So...in other words, racist as hell.

On edit: But I also think reasonable minds may disagree.

posted by tahoemoj at 06:23 PM on September 12

I also think that any benefit of the doubt that he might receive vis-a-vis my first thought is immediately invalidated by the fact that he drew Naomi Osaka - presumably the "innocent" in the statement - as a blond-haired Caucasian rather than accurately representing her own ethnic makeup. To me, the statement that he is screaming is that the big black villian was ruining the poor white girl's tennis game by behaving like an animal.

Ding ding ding!

The caricature was bad enough, but to swap out the Asian opponent with an "innocent white girl" is pretty much the clincher for me.

posted by grum@work at 07:47 PM on September 12

swap out the Asian opponent with an "innocent white girl"

Yeah, if he did that then I agree.

Could have left it at imagery of Serena throwing a tantrum, breaking the rules, and getting beat by a better opponent on that day (there aren't many such days where Serena is concerned).

posted by cixelsyd at 08:50 PM on September 12

Pretty sad result. No sympathy when a white cartoonist can't take reasonable criticism (e.g., Bernice King's) and understand that a white Australian man is not capable of determining where the line is on racism.

posted by billsaysthis at 10:17 AM on September 13

That cartoon was absolutely a dog whistle to a particular subset of the Herald-Sun's readership. The ones that drone on about gangs of Sudanese teenagers terrorizing Melbourne and think Manus Island is a reasonable response to refugees.

Serena's antics wouldn't play well at all in Australia (even Lleyton Hewitt was a polarizing character, half on the nationalist bandwagon and half hating him carrying on like a pork chop) but there is also a deep streak of racism and bigotry. It's not the same racist crap you see in North America but it is still there.

posted by deflated at 11:07 AM on September 13

Yeah, if he did that then I agree

There's no if, that's exactly what he did.

posted by BornIcon at 01:48 PM on September 13
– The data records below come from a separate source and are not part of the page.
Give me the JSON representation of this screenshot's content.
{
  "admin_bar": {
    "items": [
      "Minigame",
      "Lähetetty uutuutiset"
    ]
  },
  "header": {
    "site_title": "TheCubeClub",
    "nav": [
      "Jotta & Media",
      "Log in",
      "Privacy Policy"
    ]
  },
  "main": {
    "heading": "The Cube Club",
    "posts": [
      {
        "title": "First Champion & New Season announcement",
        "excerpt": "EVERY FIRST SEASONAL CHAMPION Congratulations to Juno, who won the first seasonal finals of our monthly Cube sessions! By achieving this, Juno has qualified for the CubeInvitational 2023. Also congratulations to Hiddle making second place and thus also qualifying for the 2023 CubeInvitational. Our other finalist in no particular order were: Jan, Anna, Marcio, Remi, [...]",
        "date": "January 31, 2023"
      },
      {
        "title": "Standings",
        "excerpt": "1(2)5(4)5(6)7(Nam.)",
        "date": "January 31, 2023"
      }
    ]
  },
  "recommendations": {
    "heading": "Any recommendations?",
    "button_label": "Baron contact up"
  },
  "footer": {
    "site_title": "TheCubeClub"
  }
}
I have waited for a while before commenting. I finally took a look at the cartoon this afternoon. Without a doubt that the cartoonist, while possibly not an avowed racist, certainly shows a clear racial bias. Serena's tirade was inexcusable, but with her not having played well in the first set, the pressure was immense. One expects better of one who has played at the top level for as long as she has, but even the best are not perfect.

Now for some reasons it never should have gotten that far. The umpire was absolutely technically correct, but failed badly in understanding the situation and handling it. Serena threw her racket. This is a clear violation, and it was correctly called. Now comes the failure. The umpire claimed that Serena's box was sending coaching signals. This is something that I understand happens occasionally, but it is rarely called. Rather than immediately call a second code violation, he should have spoken calmly to Serena, told her what he thought he saw, and said that any more of it would be called. This might have prevented the explosion, kept Serena in the match, and given the paying fans their money's worth.

People do not pay good money to watch the officials take over a game. Let the players determine the outcome. Of course the calls you make have a major effect, but it is part of the game. Missing a call because you couldn't see the play well enough or for another physical reason is bad but not terrible. When I was leaning to be a baseball umpire, I was taught to be sure of my calls, get help from my fellow umpire, and above all do not eject anyone, coach or player, unless he was clearly beyond the line. If it's a tight call, and a coach comes out to question it, listen, explain, keep your sense of humor, and keep everyone in the game, even if they're not happy. It was called "preventive umpiring", and when practiced it can be a good but unnoticed thing.

posted by Howard_T at 10:10 PM on September 13

You're not logged in. Please log in or register.